[Web page and app entries]

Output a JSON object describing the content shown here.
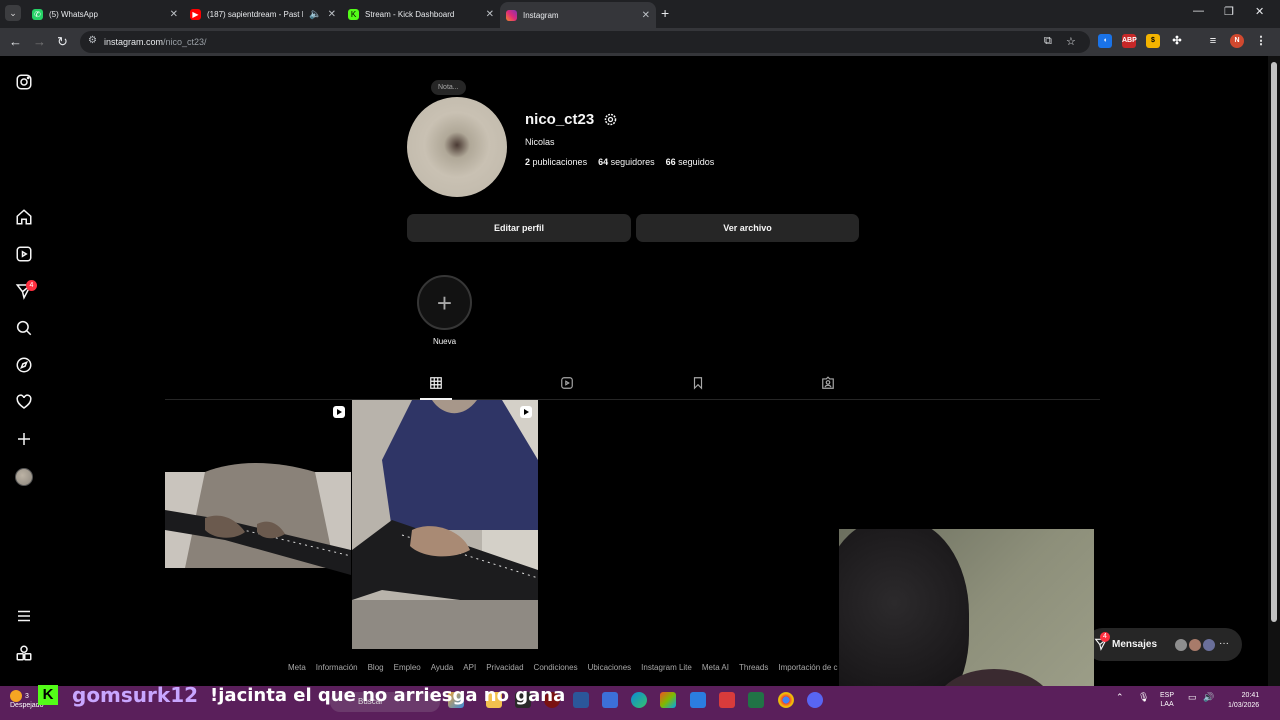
{
  "browser": {
    "tabs": [
      {
        "title": "(5) WhatsApp",
        "color": "#25d366"
      },
      {
        "title": "(187) sapientdream - Past Li",
        "color": "#ff0000"
      },
      {
        "title": "Stream - Kick Dashboard",
        "color": "#53fc18"
      },
      {
        "title": "Instagram",
        "color": "#e1306c"
      }
    ],
    "url_host": "instagram.com",
    "url_path": "/nico_ct23/",
    "profile_initial": "N"
  },
  "profile": {
    "note": "Nota...",
    "username": "nico_ct23",
    "fullname": "Nicolas",
    "posts_count": "2",
    "posts_label": "publicaciones",
    "followers_count": "64",
    "followers_label": "seguidores",
    "following_count": "66",
    "following_label": "seguidos",
    "edit_button": "Editar perfil",
    "archive_button": "Ver archivo",
    "new_story_label": "Nueva"
  },
  "sidebar": {
    "notifications_badge": "4"
  },
  "footer": {
    "links": [
      "Meta",
      "Información",
      "Blog",
      "Empleo",
      "Ayuda",
      "API",
      "Privacidad",
      "Condiciones",
      "Ubicaciones",
      "Instagram Lite",
      "Meta AI",
      "Threads",
      "Importación de c"
    ]
  },
  "messages": {
    "label": "Mensajes",
    "badge": "4"
  },
  "taskbar": {
    "weather_temp": "3",
    "weather_text": "Despejado",
    "search_placeholder": "Buscar",
    "lang_top": "ESP",
    "lang_bottom": "LAA",
    "time": "20:41",
    "date": "1/03/2026"
  },
  "stream_overlay": {
    "username": "gomsurk12",
    "message": "!jacinta el que no arriesga no gana"
  }
}
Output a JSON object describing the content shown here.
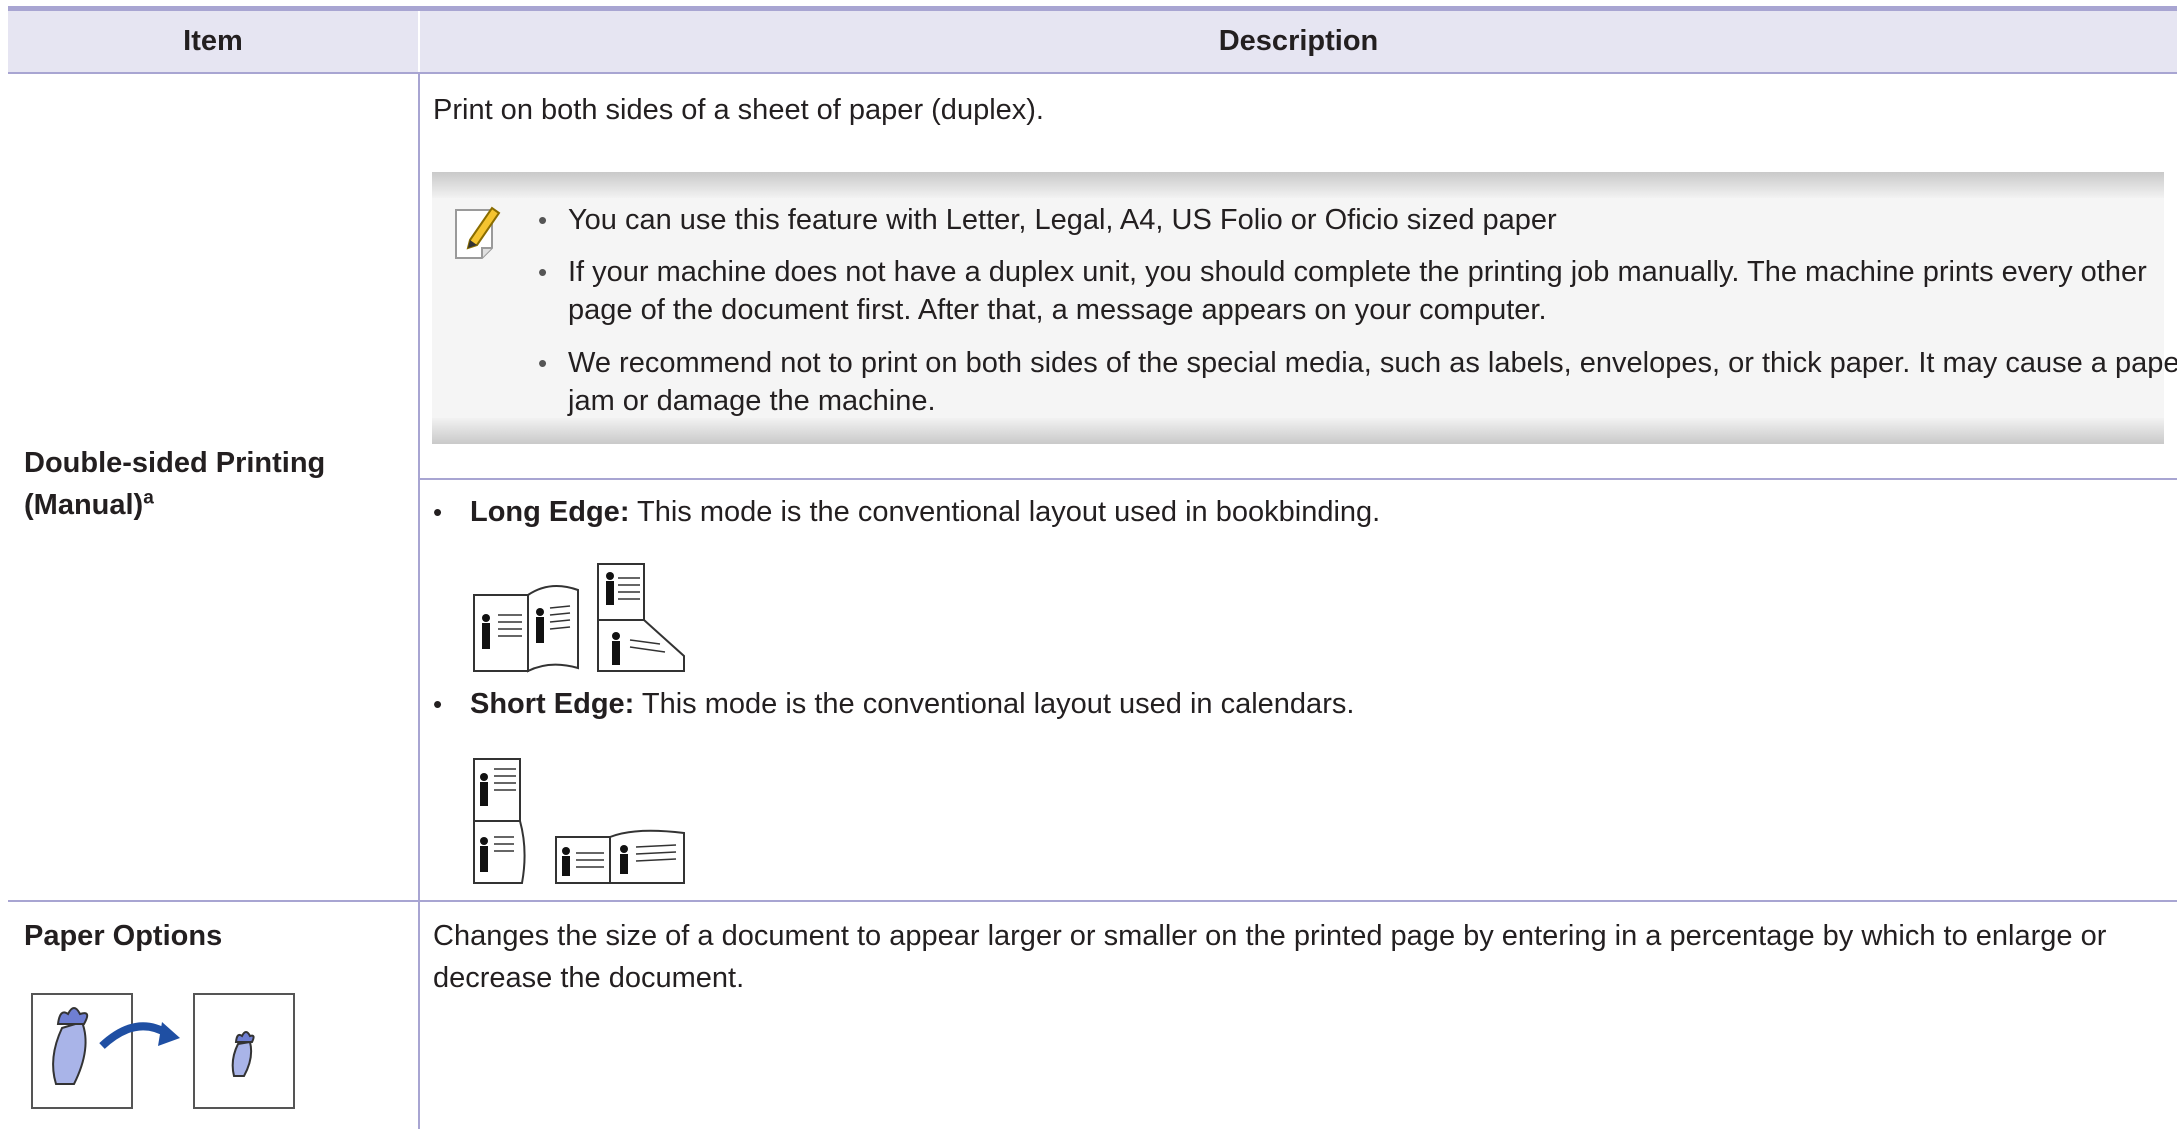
{
  "header": {
    "item": "Item",
    "description": "Description"
  },
  "row1": {
    "item_label": "Double-sided Printing",
    "item_label_line2": "(Manual)",
    "item_sup": "a",
    "intro": "Print on both sides of a sheet of paper (duplex).",
    "notes": [
      {
        "line1": "You can use this feature with Letter, Legal, A4, US Folio or Oficio sized paper"
      },
      {
        "line1": "If your machine does not have a duplex unit, you should complete the printing job manually. The machine prints every other",
        "line2": "page of the document first. After that, a message appears on your computer."
      },
      {
        "line1": "We recommend not to print on both sides of the special media, such as labels, envelopes, or thick paper. It may cause a paper",
        "line2": "jam or damage the machine."
      }
    ],
    "long_edge": {
      "term": "Long Edge:",
      "text": " This mode is the conventional layout used in bookbinding."
    },
    "short_edge": {
      "term": "Short Edge:",
      "text": " This mode is the conventional layout used in calendars."
    },
    "icons": [
      "note-pencil-icon",
      "long-edge-layout-icon",
      "short-edge-layout-icon"
    ]
  },
  "row2": {
    "item_label": "Paper Options",
    "desc_line1": "Changes the size of a document to appear larger or smaller on the printed page by entering in a percentage by which to enlarge or",
    "desc_line2": "decrease the document.",
    "icons": [
      "reduce-enlarge-icon"
    ]
  },
  "colors": {
    "rule": "#a8a5d2",
    "header_bg": "#e6e5f2",
    "text": "#231f20",
    "note_bg": "#f5f5f5"
  }
}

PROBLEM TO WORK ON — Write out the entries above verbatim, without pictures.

TASK RESULT —
Output a JSON object describing the content shown here.
{
  "browser": {
    "tabs": [
      {
        "title": "(5) WhatsApp",
        "color": "#25d366"
      },
      {
        "title": "(187) sapientdream - Past Li",
        "color": "#ff0000"
      },
      {
        "title": "Stream - Kick Dashboard",
        "color": "#53fc18"
      },
      {
        "title": "Instagram",
        "color": "#e1306c"
      }
    ],
    "url_host": "instagram.com",
    "url_path": "/nico_ct23/",
    "profile_initial": "N"
  },
  "profile": {
    "note": "Nota...",
    "username": "nico_ct23",
    "fullname": "Nicolas",
    "posts_count": "2",
    "posts_label": "publicaciones",
    "followers_count": "64",
    "followers_label": "seguidores",
    "following_count": "66",
    "following_label": "seguidos",
    "edit_button": "Editar perfil",
    "archive_button": "Ver archivo",
    "new_story_label": "Nueva"
  },
  "sidebar": {
    "notifications_badge": "4"
  },
  "footer": {
    "links": [
      "Meta",
      "Información",
      "Blog",
      "Empleo",
      "Ayuda",
      "API",
      "Privacidad",
      "Condiciones",
      "Ubicaciones",
      "Instagram Lite",
      "Meta AI",
      "Threads",
      "Importación de c"
    ]
  },
  "messages": {
    "label": "Mensajes",
    "badge": "4"
  },
  "taskbar": {
    "weather_temp": "3",
    "weather_text": "Despejado",
    "search_placeholder": "Buscar",
    "lang_top": "ESP",
    "lang_bottom": "LAA",
    "time": "20:41",
    "date": "1/03/2026"
  },
  "stream_overlay": {
    "username": "gomsurk12",
    "message": "!jacinta el que no arriesga no gana"
  }
}
Output a JSON object describing the content shown here.
{
  "header": {
    "item": "Item",
    "description": "Description"
  },
  "row1": {
    "item_label": "Double-sided Printing",
    "item_label_line2": "(Manual)",
    "item_sup": "a",
    "intro": "Print on both sides of a sheet of paper (duplex).",
    "notes": [
      {
        "line1": "You can use this feature with Letter, Legal, A4, US Folio or Oficio sized paper"
      },
      {
        "line1": "If your machine does not have a duplex unit, you should complete the printing job manually. The machine prints every other",
        "line2": "page of the document first. After that, a message appears on your computer."
      },
      {
        "line1": "We recommend not to print on both sides of the special media, such as labels, envelopes, or thick paper. It may cause a paper",
        "line2": "jam or damage the machine."
      }
    ],
    "long_edge": {
      "term": "Long Edge:",
      "text": " This mode is the conventional layout used in bookbinding."
    },
    "short_edge": {
      "term": "Short Edge:",
      "text": " This mode is the conventional layout used in calendars."
    },
    "icons": [
      "note-pencil-icon",
      "long-edge-layout-icon",
      "short-edge-layout-icon"
    ]
  },
  "row2": {
    "item_label": "Paper Options",
    "desc_line1": "Changes the size of a document to appear larger or smaller on the printed page by entering in a percentage by which to enlarge or",
    "desc_line2": "decrease the document.",
    "icons": [
      "reduce-enlarge-icon"
    ]
  },
  "colors": {
    "rule": "#a8a5d2",
    "header_bg": "#e6e5f2",
    "text": "#231f20",
    "note_bg": "#f5f5f5"
  }
}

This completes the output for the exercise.